A UNHCR report says 330,700 people asked for refugee status in more than 40 countries in Europe, North America and the Asia-Pacific in this period.
GENEVA, September 26 (UNHCR) - A UNHCR report released on Friday shows that the number of people seeking refugee status in industrialized countries continued to climb in the first half of 2014, driven by the wars in Syria and Iraq as well as conflict and instability in countries such as Afghanistan, Eritrea.
UNHCR's new "Asylum Trends" report, which is based on data received from 44 governments in Europe, North America and parts of the Asia-Pacific, says 330,700 people asked for refugee status in these 44 countries between the start of January and the end of June.
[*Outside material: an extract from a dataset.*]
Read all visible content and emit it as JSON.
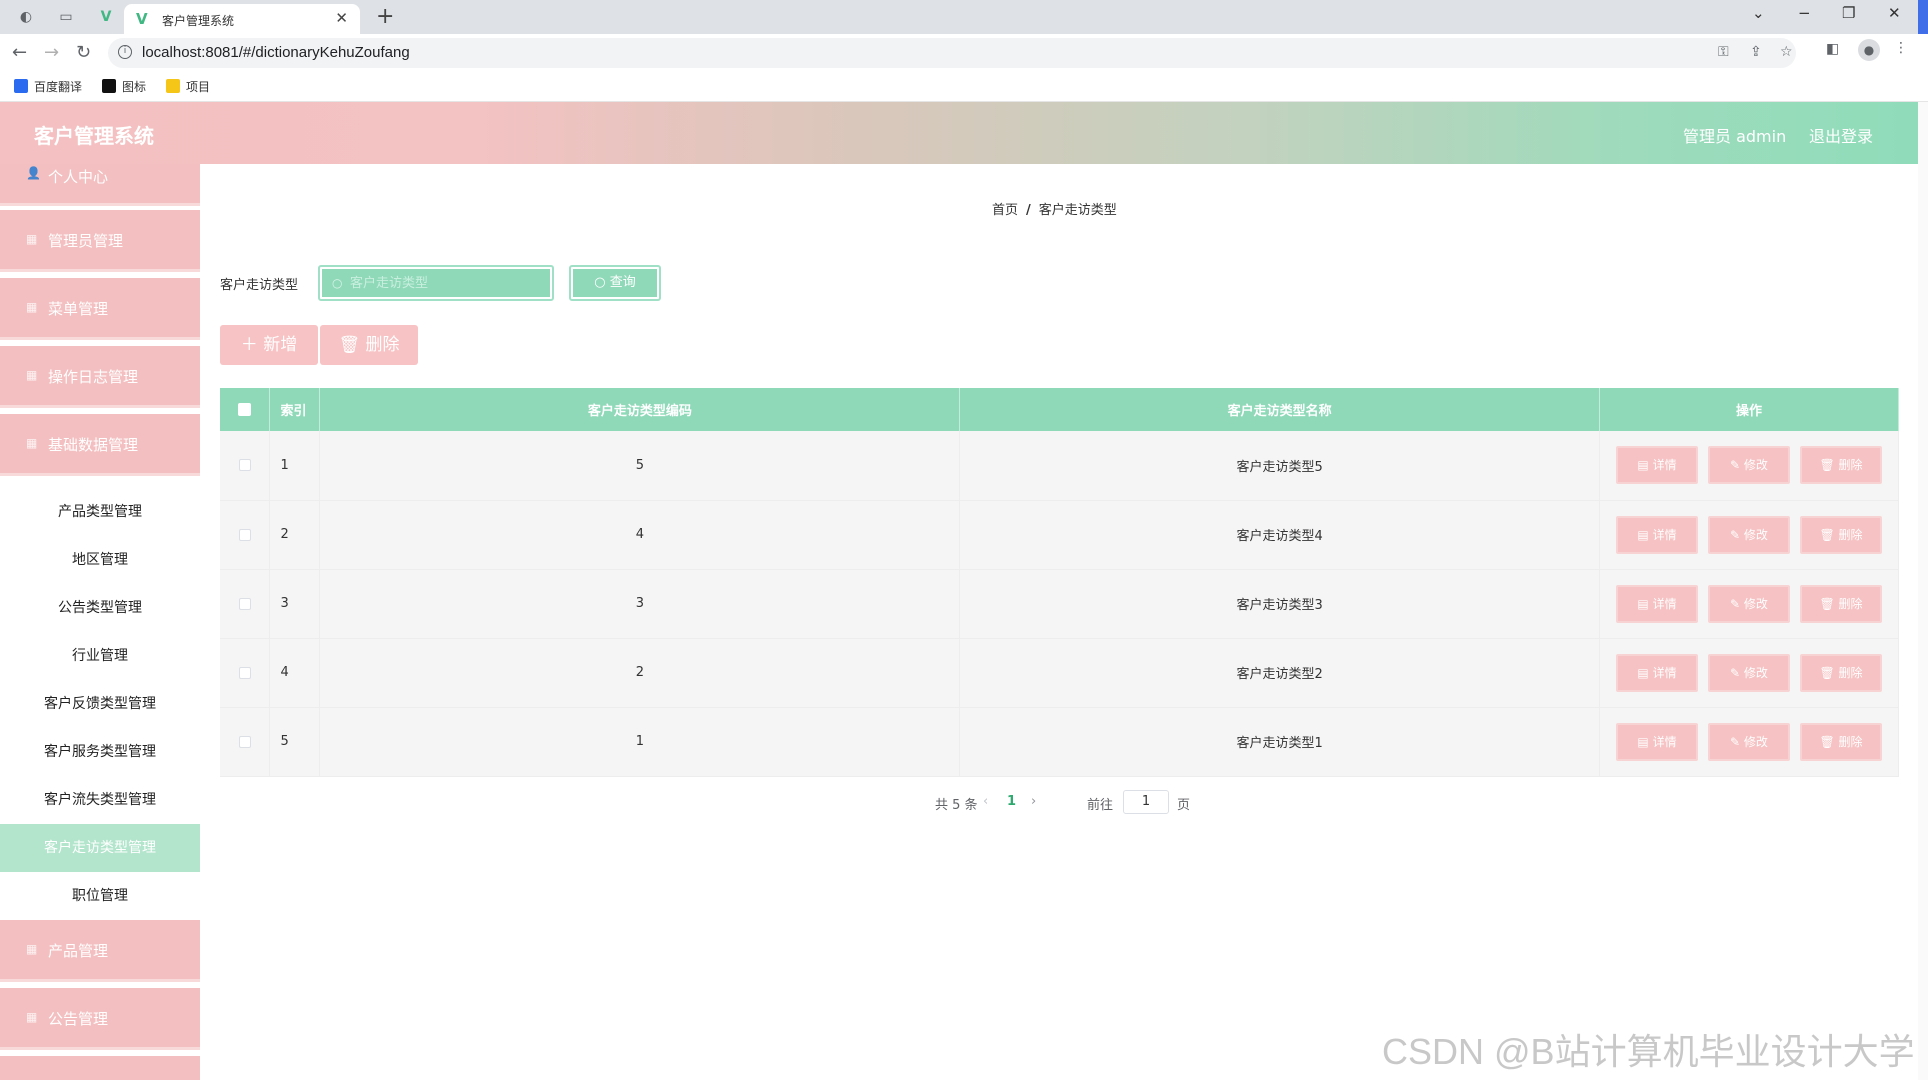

The figure marks a rise of 24 per cent from the same period a year earlier, and slightly higher than in the second half of last year (328,100 claims).
The report warned that, based on historical trends showing higher numbers of asylum-seekers in the second half of each year, 2014 could produce as many as 700,000 claims - which would make it the highest level in industrialized countries in 20 years and a level not seen since the 1990s conflict in former Yugoslavia.
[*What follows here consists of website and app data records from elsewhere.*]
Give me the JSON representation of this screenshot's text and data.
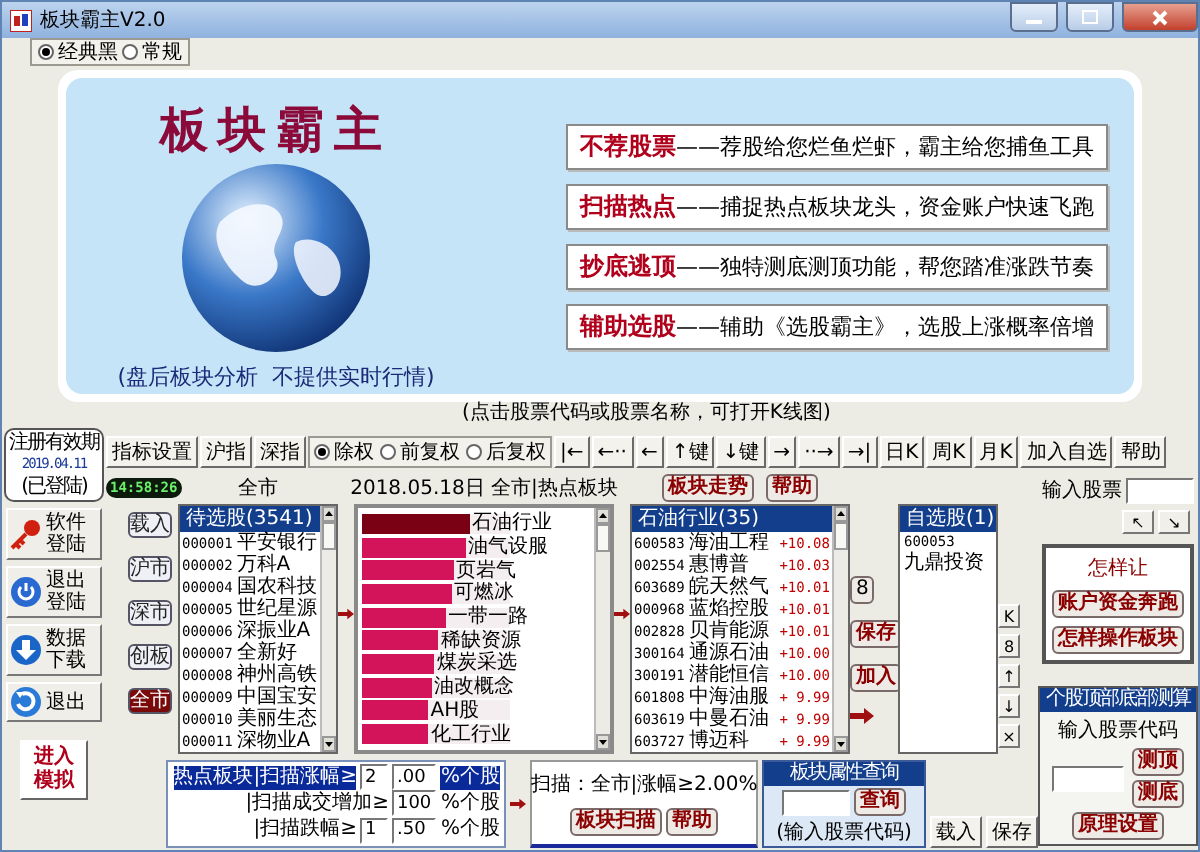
{
  "window": {
    "title": "板块霸主V2.0"
  },
  "theme_options": [
    {
      "label": "经典黑",
      "selected": true
    },
    {
      "label": "常规",
      "selected": false
    }
  ],
  "banner": {
    "title": "板块霸主",
    "caption": "(盘后板块分析  不提供实时行情)",
    "features": [
      {
        "title": "不荐股票",
        "text": "——荐股给您烂鱼烂虾，霸主给您捕鱼工具"
      },
      {
        "title": "扫描热点",
        "text": "——捕捉热点板块龙头，资金账户快速飞跑"
      },
      {
        "title": "抄底逃顶",
        "text": "——独特测底测顶功能，帮您踏准涨跌节奏"
      },
      {
        "title": "辅助选股",
        "text": "——辅助《选股霸主》，选股上涨概率倍增"
      }
    ]
  },
  "hint": "(点击股票代码或股票名称，可打开K线图)",
  "registration": {
    "label": "注册有效期",
    "date": "2019.04.11",
    "status": "(已登陆)"
  },
  "clock": "14:58:26",
  "side_buttons": [
    {
      "label": "软件登陆",
      "kind": "key"
    },
    {
      "label": "退出登陆",
      "kind": "off"
    },
    {
      "label": "数据下载",
      "kind": "download"
    },
    {
      "label": "退出",
      "kind": "exit"
    }
  ],
  "simulate_button": "进入模拟",
  "toolbar": {
    "buttons": [
      "指标设置",
      "沪指",
      "深指"
    ],
    "adjust": [
      {
        "label": "除权",
        "selected": true
      },
      {
        "label": "前复权",
        "selected": false
      },
      {
        "label": "后复权",
        "selected": false
      }
    ],
    "nav": [
      "|←",
      "←··",
      "←",
      "↑键",
      "↓键",
      "→",
      "··→",
      "→|"
    ],
    "periods": [
      "日K",
      "周K",
      "月K"
    ],
    "actions": [
      "加入自选",
      "帮助"
    ]
  },
  "quote_input": {
    "label": "输入股票",
    "arrows": [
      "↖",
      "↘"
    ]
  },
  "market_buttons": [
    {
      "label": "载入",
      "selected": false
    },
    {
      "label": "沪市",
      "selected": false
    },
    {
      "label": "深市",
      "selected": false
    },
    {
      "label": "创板",
      "selected": false
    },
    {
      "label": "全市",
      "selected": true
    }
  ],
  "candidates": {
    "label": "全市",
    "header": "待选股(3541)",
    "rows": [
      {
        "code": "000001",
        "name": "平安银行"
      },
      {
        "code": "000002",
        "name": "万科A"
      },
      {
        "code": "000004",
        "name": "国农科技"
      },
      {
        "code": "000005",
        "name": "世纪星源"
      },
      {
        "code": "000006",
        "name": "深振业A"
      },
      {
        "code": "000007",
        "name": "全新好"
      },
      {
        "code": "000008",
        "name": "神州高铁"
      },
      {
        "code": "000009",
        "name": "中国宝安"
      },
      {
        "code": "000010",
        "name": "美丽生态"
      },
      {
        "code": "000011",
        "name": "深物业A"
      }
    ]
  },
  "hot_sectors": {
    "title": "2018.05.18日 全市|热点板块",
    "bars": [
      {
        "name": "石油行业",
        "level": 0.73,
        "selected": true
      },
      {
        "name": "油气设服",
        "level": 0.7,
        "selected": false
      },
      {
        "name": "页岩气",
        "level": 0.62,
        "selected": false
      },
      {
        "name": "可燃冰",
        "level": 0.61,
        "selected": false
      },
      {
        "name": "一带一路",
        "level": 0.57,
        "selected": false
      },
      {
        "name": "稀缺资源",
        "level": 0.52,
        "selected": false
      },
      {
        "name": "煤炭采选",
        "level": 0.49,
        "selected": false
      },
      {
        "name": "油改概念",
        "level": 0.47,
        "selected": false
      },
      {
        "name": "AH股",
        "level": 0.45,
        "selected": false
      },
      {
        "name": "化工行业",
        "level": 0.45,
        "selected": false
      }
    ]
  },
  "sector_buttons": [
    "板块走势",
    "帮助"
  ],
  "sector_stocks": {
    "header": "石油行业(35)",
    "rows": [
      {
        "code": "600583",
        "name": "海油工程",
        "change": "+10.08"
      },
      {
        "code": "002554",
        "name": "惠博普",
        "change": "+10.03"
      },
      {
        "code": "603689",
        "name": "皖天然气",
        "change": "+10.01"
      },
      {
        "code": "000968",
        "name": "蓝焰控股",
        "change": "+10.01"
      },
      {
        "code": "002828",
        "name": "贝肯能源",
        "change": "+10.01"
      },
      {
        "code": "300164",
        "name": "通源石油",
        "change": "+10.00"
      },
      {
        "code": "300191",
        "name": "潜能恒信",
        "change": "+10.00"
      },
      {
        "code": "601808",
        "name": "中海油服",
        "change": "+ 9.99"
      },
      {
        "code": "603619",
        "name": "中曼石油",
        "change": "+ 9.99"
      },
      {
        "code": "603727",
        "name": "博迈科",
        "change": "+ 9.99"
      }
    ]
  },
  "middle_buttons": [
    "8",
    "保存",
    "加入"
  ],
  "watchlist": {
    "header": "自选股(1)",
    "rows": [
      {
        "code": "600053",
        "name": "九鼎投资"
      }
    ],
    "buttons": [
      "载入",
      "保存"
    ]
  },
  "watchlist_tools": [
    "K",
    "8",
    "↑",
    "↓",
    "×"
  ],
  "promo": {
    "text": "怎样让",
    "buttons": [
      "账户资金奔跑",
      "怎样操作板块"
    ]
  },
  "scan_settings": {
    "rows": [
      {
        "label": "热点板块|扫描涨幅≥",
        "fields": [
          "2",
          ".00"
        ],
        "unit": "%个股",
        "selected": true
      },
      {
        "label": "|扫描成交增加≥",
        "fields": [
          "100"
        ],
        "unit": "%个股",
        "selected": false
      },
      {
        "label": "|扫描跌幅≥",
        "fields": [
          "1",
          ".50"
        ],
        "unit": "%个股",
        "selected": false
      }
    ]
  },
  "scan_result": {
    "text": "扫描：全市|涨幅≥2.00%",
    "buttons": [
      "板块扫描",
      "帮助"
    ]
  },
  "sector_query": {
    "title": "板块属性查询",
    "button": "查询",
    "hint": "(输入股票代码)"
  },
  "top_bottom": {
    "title": "个股顶部底部测算",
    "label": "输入股票代码",
    "buttons": [
      "测顶",
      "测底",
      "原理设置"
    ]
  }
}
"We are clearly into an era of growing conflict," said UN High Commissioner for Refugees António Guterres. "The global humanitarian system is already in great difficulty. The international community needs to prepare their populations for the reality that in the absence of solutions to conflict more and more people are going to need refuge and care in the coming months and years. Unfortunately, it is not clear that the resources and the access to asylum will be available to help them."
Of the net overall increase in new claims shown in the report, more than two thirds of these were in just six countries - Germany, the United States, France, Sweden, Turkey and Italy.
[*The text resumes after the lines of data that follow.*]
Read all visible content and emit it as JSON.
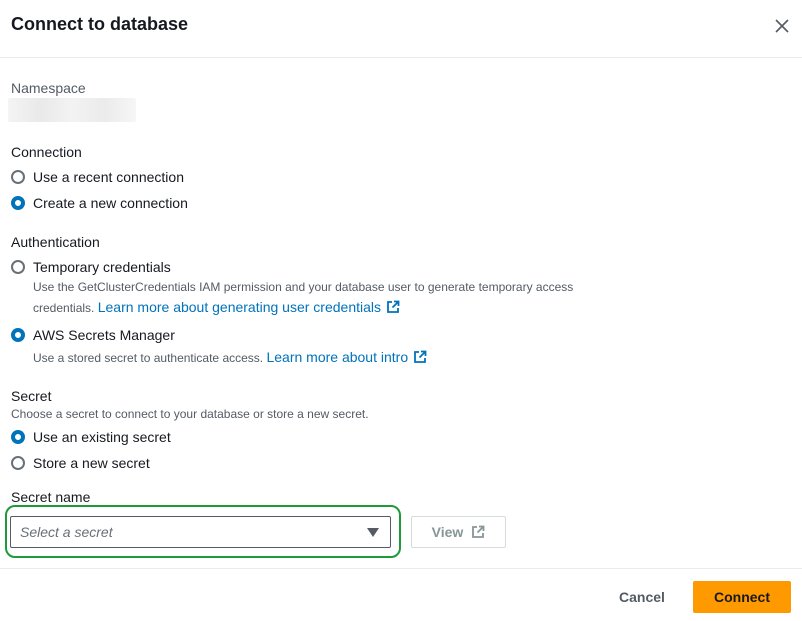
{
  "modal": {
    "title": "Connect to database",
    "close_icon": "close-icon"
  },
  "namespace": {
    "label": "Namespace"
  },
  "connection": {
    "label": "Connection",
    "options": [
      {
        "label": "Use a recent connection",
        "checked": false
      },
      {
        "label": "Create a new connection",
        "checked": true
      }
    ]
  },
  "authentication": {
    "label": "Authentication",
    "options": [
      {
        "label": "Temporary credentials",
        "checked": false,
        "description": "Use the GetClusterCredentials IAM permission and your database user to generate temporary access credentials.",
        "link": "Learn more about generating user credentials",
        "link_icon": "external-link-icon"
      },
      {
        "label": "AWS Secrets Manager",
        "checked": true,
        "description": "Use a stored secret to authenticate access.",
        "link": "Learn more about intro",
        "link_icon": "external-link-icon"
      }
    ]
  },
  "secret": {
    "label": "Secret",
    "description": "Choose a secret to connect to your database or store a new secret.",
    "options": [
      {
        "label": "Use an existing secret",
        "checked": true
      },
      {
        "label": "Store a new secret",
        "checked": false
      }
    ]
  },
  "secret_name": {
    "label": "Secret name",
    "placeholder": "Select a secret",
    "caret_icon": "caret-down-icon",
    "highlight_color": "#1d9a3a"
  },
  "view_button": {
    "label": "View",
    "icon": "external-link-icon"
  },
  "footer": {
    "cancel_label": "Cancel",
    "connect_label": "Connect",
    "connect_color": "#ff9900"
  }
}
Central Europe, in particular Hungary and Poland, as well as Australia saw declines in the numbers of people asking to be accepted as refugees. Australia had just 4,600 claims (a 20 per cent fall from a year earlier), while in Poland the number dropped to 3,300 (65 per cent lower) and in Hungary to 4,800 (58 per cent lower).
Overall, Syria was the main country of origin of people seeking asylum with a more than two-fold increase (48,400 claims compared to 18,900 in the same period in 2013). Iraq, where hundreds of thousands of people have become newly displaced this year, produced 21,300 asylum applications, followed by Afghanistan (19,300) and Eritrea (18,900).
Applications for refugee status in industrialized countries are just one element in the global picture of forced displacement from wars and conflict. As of the end of 2013, some 51.2 million people were forcibly displaced worldwide. Most remain either internally displaced within their own countries, else as refugees hosted in states bordering onto war zones.
UNHCR publishes data on worldwide forced displacement in its annual Global Trends report. Reports on asylum in industrialized countries are normally published twice annually.
To read the Asylum Trends report, go to http://www.unhcr.org/5423f9699.html